NYTimes OpEd by H.H. The Dalai Lama & Arthur C. Brooks, 11/4/2016
Reflection by Mary E. Latela 7/9/2017
This elegant op-ed piece is like a strong tonic, needed to build up the rather dismal attitude of so many, particularly persons who are elderly, that they are not needed anymore. The result of research is that people who do not feel needed die prematurely. And if they survive, they do not feel joy in every day.
His Holiness explains: “Being needed does not entail selfish pride or unhealthy attachment to the worldly esteem of others. Rather, it consists of a natural human hunger to serve our fellow men and women. As the 13th-century Buddhist sages taught, ‘If one lights a fire for others, it will also brighten one’s own way.’”
How do we counter this dangerous feeling? We choose to help others. We choose to do what we can – even if that is limited – to bring compassion and forgiveness and courage to this busy world. It has to work both ways. I recall my own aunts reaching exhaustion by trying to take care of everyone else’s needs and not attending to their own real, legitimate needs for comfort, rest, appreciation …. an occasional cup of tea.

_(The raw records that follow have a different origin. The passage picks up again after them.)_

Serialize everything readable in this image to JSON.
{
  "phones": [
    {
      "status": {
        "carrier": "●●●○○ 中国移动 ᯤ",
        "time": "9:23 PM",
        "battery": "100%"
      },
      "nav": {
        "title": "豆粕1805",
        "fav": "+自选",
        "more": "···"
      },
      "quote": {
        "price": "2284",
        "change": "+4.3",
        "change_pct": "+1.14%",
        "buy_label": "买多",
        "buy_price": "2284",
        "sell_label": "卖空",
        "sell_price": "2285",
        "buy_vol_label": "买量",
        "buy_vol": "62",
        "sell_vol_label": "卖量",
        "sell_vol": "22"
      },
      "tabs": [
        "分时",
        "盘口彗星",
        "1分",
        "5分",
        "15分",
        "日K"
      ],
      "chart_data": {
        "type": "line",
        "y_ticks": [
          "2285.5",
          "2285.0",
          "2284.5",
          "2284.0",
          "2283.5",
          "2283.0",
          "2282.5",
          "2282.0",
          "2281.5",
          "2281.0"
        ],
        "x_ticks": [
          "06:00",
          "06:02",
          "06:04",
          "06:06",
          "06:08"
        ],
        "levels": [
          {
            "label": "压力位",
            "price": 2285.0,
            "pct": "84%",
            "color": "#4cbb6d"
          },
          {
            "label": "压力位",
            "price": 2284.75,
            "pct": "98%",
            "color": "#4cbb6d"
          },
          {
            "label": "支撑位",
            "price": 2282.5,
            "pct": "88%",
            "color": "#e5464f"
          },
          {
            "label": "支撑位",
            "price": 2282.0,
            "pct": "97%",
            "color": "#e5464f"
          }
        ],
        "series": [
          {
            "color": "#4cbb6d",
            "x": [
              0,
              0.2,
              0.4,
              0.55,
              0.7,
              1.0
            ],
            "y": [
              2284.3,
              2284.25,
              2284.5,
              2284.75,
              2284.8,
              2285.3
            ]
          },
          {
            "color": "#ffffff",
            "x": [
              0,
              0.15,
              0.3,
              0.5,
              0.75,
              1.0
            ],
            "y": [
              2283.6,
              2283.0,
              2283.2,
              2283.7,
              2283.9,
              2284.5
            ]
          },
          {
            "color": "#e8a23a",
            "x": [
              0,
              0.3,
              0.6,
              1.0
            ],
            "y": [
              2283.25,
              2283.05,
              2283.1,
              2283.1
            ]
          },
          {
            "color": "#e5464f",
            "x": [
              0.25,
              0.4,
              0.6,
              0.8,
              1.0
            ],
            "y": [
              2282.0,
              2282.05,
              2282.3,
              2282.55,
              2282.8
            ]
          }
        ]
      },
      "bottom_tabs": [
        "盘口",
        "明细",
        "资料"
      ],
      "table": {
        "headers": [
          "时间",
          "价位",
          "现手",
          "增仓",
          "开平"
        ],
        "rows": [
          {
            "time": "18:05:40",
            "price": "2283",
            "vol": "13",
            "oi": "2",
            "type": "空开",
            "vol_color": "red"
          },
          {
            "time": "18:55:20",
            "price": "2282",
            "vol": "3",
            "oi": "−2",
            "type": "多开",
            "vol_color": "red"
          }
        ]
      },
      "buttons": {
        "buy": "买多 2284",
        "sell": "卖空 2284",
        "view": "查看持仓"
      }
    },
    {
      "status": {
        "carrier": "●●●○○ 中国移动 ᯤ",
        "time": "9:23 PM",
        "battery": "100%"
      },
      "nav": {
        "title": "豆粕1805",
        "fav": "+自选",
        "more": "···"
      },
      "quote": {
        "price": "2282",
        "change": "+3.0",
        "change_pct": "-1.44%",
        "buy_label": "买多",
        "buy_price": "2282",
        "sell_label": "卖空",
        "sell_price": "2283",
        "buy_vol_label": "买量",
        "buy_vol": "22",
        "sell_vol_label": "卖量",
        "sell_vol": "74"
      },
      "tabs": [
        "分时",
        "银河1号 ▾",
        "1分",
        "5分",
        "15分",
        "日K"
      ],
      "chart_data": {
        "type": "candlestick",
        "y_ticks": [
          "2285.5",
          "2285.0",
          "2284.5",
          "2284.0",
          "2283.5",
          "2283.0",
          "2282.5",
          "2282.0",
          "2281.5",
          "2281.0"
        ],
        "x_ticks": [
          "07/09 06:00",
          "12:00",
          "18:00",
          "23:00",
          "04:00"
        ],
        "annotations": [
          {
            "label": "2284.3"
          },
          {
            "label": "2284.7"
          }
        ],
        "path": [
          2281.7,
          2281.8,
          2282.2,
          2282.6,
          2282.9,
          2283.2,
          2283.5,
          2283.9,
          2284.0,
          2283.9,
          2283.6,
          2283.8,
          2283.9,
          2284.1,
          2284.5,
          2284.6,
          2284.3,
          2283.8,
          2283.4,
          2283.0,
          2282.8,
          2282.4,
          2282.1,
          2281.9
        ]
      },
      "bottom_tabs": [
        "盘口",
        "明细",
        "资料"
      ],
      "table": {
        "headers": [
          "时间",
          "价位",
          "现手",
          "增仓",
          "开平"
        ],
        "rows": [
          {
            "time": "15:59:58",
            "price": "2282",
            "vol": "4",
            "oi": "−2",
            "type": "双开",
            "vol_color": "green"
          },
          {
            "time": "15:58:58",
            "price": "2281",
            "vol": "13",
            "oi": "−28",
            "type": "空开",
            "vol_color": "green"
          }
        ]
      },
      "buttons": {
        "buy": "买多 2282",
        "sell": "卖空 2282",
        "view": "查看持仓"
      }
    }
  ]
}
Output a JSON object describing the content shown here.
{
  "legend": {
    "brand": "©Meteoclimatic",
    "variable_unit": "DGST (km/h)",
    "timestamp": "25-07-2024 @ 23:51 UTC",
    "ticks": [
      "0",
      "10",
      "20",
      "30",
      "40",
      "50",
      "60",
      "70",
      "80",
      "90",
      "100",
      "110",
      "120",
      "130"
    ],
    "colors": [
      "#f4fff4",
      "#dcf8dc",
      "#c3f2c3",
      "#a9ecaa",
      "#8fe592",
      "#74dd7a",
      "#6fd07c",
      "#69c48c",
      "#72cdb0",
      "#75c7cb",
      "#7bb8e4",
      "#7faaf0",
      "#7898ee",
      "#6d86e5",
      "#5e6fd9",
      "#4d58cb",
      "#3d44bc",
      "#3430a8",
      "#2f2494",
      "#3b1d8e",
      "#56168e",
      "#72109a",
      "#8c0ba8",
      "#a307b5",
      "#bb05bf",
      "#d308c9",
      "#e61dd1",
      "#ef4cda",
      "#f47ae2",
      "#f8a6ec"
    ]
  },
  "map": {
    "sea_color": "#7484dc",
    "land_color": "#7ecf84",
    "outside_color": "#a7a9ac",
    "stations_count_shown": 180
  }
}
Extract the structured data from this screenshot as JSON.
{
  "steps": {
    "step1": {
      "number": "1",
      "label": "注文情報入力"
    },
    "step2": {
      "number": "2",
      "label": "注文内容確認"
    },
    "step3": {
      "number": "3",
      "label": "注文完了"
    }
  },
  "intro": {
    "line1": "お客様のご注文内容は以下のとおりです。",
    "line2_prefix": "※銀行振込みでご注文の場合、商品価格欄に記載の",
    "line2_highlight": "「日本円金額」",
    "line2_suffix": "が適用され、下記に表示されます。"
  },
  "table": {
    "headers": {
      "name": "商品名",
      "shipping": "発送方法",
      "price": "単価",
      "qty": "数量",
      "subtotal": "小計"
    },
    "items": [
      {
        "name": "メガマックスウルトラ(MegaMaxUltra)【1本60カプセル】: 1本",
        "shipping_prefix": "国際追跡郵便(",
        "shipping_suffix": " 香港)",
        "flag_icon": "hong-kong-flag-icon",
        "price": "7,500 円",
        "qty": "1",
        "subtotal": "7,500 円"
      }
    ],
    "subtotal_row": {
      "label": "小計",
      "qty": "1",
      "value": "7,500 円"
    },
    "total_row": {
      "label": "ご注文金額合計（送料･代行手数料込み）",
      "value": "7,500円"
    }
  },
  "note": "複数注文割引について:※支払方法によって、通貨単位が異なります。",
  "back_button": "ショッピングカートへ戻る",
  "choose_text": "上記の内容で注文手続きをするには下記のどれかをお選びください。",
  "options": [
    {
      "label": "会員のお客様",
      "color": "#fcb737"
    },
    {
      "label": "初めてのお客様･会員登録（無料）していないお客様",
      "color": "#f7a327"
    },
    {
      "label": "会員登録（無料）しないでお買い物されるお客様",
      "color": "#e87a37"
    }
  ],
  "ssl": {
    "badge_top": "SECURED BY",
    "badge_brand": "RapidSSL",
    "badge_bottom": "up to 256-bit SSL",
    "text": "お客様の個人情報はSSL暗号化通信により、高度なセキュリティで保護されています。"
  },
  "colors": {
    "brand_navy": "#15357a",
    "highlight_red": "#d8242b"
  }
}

As we approach those years when it is harder to do everything we used to do, or harder to do very strenuous tasks, it is wonderful and just and perfect to know that others share their love and compassion with us.
The Dalai Lama notes: “Many are confused and frightened to see anger and frustration sweeping like wildfire across societies that enjoy historic safety and prosperity. But their refusal to be content with physical and material security actually reveals something beautiful: a universal human hunger to be needed. Let us work together to build a society that feeds this hunger.”